To whomever is in the situation that you need to be taking the flags at the Irondale Cemetery:

I shall keep replacing the American Flags on my dad’s family plot, as perhaps you are not in a position to supply the flags for your family, and so you need to take from others.

Never apologize or explain

Over the years I have known quite a few men, especially those older than I, perhaps born in the late ‘30s or early ‘40s, who early-on adopted a slogan of self-worth for themselves of “Never Apologize, Never Explain.” 

How to make saving the planet fun

Dear EarthTalk: What are some ways people are using games to help reduce their carbon footprints?

Leah McNeil

Colchester, Conn.

 

Environmental advocates and organizations are increasingly employing gamification — defined by Merriam-Webster as “the process of adding games or game-like elements to something … so as to encourage participation” — to get people to learn about environmental problems and take action to reduce their carbon footprints and overall impact.

Was America’s birthday spoiled by its president?

We recently joined together to celebrate the birth of our nation — as good a time as any to look at the way we treat one another as fellow Americans. While all of us could probably do with a quick refresher course on lessons of citizenship and civility, none needs it more desperately than our president, Donald J. Trump.

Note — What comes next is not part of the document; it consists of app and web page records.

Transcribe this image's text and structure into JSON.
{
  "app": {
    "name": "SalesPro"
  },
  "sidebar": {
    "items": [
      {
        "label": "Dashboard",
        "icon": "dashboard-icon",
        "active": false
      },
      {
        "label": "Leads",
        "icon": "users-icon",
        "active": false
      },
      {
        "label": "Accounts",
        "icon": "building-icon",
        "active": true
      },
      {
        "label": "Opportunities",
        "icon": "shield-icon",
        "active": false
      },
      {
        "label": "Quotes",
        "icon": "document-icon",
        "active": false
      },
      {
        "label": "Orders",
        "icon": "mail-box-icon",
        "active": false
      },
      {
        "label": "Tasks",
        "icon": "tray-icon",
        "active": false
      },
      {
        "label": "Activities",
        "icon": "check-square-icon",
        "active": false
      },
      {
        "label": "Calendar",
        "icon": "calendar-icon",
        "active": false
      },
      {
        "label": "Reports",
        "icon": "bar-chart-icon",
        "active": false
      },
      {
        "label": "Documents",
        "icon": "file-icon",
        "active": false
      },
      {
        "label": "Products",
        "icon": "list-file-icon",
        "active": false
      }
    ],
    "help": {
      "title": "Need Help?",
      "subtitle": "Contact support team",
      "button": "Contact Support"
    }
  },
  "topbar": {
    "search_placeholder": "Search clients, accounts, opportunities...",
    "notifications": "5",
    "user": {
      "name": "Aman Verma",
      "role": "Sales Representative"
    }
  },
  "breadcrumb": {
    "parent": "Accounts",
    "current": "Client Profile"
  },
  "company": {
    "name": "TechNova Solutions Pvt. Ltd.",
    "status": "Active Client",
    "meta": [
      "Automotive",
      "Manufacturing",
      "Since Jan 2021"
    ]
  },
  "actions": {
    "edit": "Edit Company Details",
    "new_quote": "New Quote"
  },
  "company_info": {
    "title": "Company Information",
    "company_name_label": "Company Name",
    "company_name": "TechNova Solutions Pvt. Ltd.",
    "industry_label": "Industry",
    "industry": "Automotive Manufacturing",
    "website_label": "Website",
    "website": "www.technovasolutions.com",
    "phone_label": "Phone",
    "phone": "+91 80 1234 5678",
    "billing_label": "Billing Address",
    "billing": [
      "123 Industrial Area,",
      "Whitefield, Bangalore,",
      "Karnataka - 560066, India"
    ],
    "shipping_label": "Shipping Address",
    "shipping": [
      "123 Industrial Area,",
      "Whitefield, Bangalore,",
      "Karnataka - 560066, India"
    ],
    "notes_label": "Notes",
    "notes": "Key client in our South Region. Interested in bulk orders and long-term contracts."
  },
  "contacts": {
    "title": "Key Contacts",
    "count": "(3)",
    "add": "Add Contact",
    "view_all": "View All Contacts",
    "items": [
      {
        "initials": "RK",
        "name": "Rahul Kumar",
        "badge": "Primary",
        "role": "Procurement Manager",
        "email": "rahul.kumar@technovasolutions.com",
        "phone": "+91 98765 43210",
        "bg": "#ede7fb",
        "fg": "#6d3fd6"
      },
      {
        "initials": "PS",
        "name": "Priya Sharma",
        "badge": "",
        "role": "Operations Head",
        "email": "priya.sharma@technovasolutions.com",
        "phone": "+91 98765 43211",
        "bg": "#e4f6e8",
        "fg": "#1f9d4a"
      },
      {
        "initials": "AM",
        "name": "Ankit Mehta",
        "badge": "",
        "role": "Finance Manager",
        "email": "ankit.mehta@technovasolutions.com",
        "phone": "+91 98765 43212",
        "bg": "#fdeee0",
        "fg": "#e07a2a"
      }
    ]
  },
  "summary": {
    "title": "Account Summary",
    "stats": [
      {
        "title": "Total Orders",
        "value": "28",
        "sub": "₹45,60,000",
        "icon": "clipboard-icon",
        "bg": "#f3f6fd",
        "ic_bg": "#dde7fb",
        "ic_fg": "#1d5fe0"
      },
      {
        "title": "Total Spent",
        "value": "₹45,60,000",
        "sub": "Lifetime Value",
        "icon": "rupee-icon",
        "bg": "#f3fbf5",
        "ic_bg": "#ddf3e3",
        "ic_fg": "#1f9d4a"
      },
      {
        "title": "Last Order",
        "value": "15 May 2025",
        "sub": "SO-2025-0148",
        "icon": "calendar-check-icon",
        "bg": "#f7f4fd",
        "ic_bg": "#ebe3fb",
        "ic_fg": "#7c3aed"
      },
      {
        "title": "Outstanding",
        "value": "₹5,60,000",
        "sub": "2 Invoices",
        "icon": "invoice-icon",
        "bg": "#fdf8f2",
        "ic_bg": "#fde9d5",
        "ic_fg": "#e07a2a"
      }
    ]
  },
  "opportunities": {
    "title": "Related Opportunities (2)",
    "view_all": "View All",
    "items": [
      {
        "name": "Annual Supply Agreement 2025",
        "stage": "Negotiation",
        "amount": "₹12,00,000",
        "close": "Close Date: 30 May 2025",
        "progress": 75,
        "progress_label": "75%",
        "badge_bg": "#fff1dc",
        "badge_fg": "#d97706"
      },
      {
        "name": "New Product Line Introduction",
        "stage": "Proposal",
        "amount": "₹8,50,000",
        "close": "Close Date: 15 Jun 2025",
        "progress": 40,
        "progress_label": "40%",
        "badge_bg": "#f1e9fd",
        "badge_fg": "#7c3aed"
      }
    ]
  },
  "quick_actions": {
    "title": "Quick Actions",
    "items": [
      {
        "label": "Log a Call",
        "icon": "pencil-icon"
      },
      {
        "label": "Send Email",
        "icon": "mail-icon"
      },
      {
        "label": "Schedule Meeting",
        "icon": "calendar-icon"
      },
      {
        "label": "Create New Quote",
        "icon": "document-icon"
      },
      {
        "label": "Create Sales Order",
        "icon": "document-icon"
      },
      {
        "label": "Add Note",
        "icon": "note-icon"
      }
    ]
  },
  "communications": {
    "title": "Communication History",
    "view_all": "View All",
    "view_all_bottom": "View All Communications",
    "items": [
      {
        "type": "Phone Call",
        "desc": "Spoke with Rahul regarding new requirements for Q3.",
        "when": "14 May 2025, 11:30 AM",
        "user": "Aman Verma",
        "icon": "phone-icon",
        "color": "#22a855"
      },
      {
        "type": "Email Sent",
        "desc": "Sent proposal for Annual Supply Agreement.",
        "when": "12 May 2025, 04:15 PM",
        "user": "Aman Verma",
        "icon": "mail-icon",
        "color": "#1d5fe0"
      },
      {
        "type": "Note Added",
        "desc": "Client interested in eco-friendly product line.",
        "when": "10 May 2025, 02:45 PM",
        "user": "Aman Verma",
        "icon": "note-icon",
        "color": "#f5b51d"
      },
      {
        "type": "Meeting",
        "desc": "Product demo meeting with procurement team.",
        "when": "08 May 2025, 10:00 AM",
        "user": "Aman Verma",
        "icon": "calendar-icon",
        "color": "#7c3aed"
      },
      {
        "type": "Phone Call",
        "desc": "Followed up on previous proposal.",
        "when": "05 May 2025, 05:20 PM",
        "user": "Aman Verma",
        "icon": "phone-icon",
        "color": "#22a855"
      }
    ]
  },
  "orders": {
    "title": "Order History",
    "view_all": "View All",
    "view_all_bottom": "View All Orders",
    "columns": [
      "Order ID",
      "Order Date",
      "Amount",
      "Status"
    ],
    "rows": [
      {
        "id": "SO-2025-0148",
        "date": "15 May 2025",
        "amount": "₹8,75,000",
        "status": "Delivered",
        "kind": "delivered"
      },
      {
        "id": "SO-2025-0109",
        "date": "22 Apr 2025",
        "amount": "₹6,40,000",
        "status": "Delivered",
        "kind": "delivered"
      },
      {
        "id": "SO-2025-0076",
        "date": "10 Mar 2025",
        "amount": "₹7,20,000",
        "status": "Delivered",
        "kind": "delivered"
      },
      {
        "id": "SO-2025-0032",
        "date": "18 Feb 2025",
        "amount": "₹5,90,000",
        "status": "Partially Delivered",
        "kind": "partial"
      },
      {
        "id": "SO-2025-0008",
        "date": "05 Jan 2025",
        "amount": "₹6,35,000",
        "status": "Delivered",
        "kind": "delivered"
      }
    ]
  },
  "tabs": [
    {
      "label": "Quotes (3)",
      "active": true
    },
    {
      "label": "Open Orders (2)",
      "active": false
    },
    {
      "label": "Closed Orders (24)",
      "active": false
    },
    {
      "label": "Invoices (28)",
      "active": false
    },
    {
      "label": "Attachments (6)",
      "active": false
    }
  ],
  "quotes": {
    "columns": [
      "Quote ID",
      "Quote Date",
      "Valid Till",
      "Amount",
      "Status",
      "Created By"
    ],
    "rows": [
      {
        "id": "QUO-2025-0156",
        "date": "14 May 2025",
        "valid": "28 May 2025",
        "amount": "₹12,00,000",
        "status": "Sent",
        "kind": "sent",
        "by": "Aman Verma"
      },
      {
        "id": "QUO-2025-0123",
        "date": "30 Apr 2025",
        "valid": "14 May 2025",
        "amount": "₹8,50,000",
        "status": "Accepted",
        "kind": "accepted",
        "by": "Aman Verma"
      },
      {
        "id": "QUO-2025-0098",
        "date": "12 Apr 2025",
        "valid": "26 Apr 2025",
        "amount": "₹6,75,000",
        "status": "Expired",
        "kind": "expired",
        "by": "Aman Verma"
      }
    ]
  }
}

Just last week, Trump reignited the all-too-justified fears about his irresponsible use of Twitter — and his childish responses to those who second guess his authority, or his wisdom.

A big lie in a small newspaper launched McCarthyism

On Feb. 10, 1950, a West Virginia daily newspaper innocently printed what may have been the biggest lie up to that time in modern American history. This big lie in that small paper endures because it taught the politically ambitious that a big lie or two could take you far, like the more recent big lie about the birthplace of a president that paved the teller’s way to his own presidency.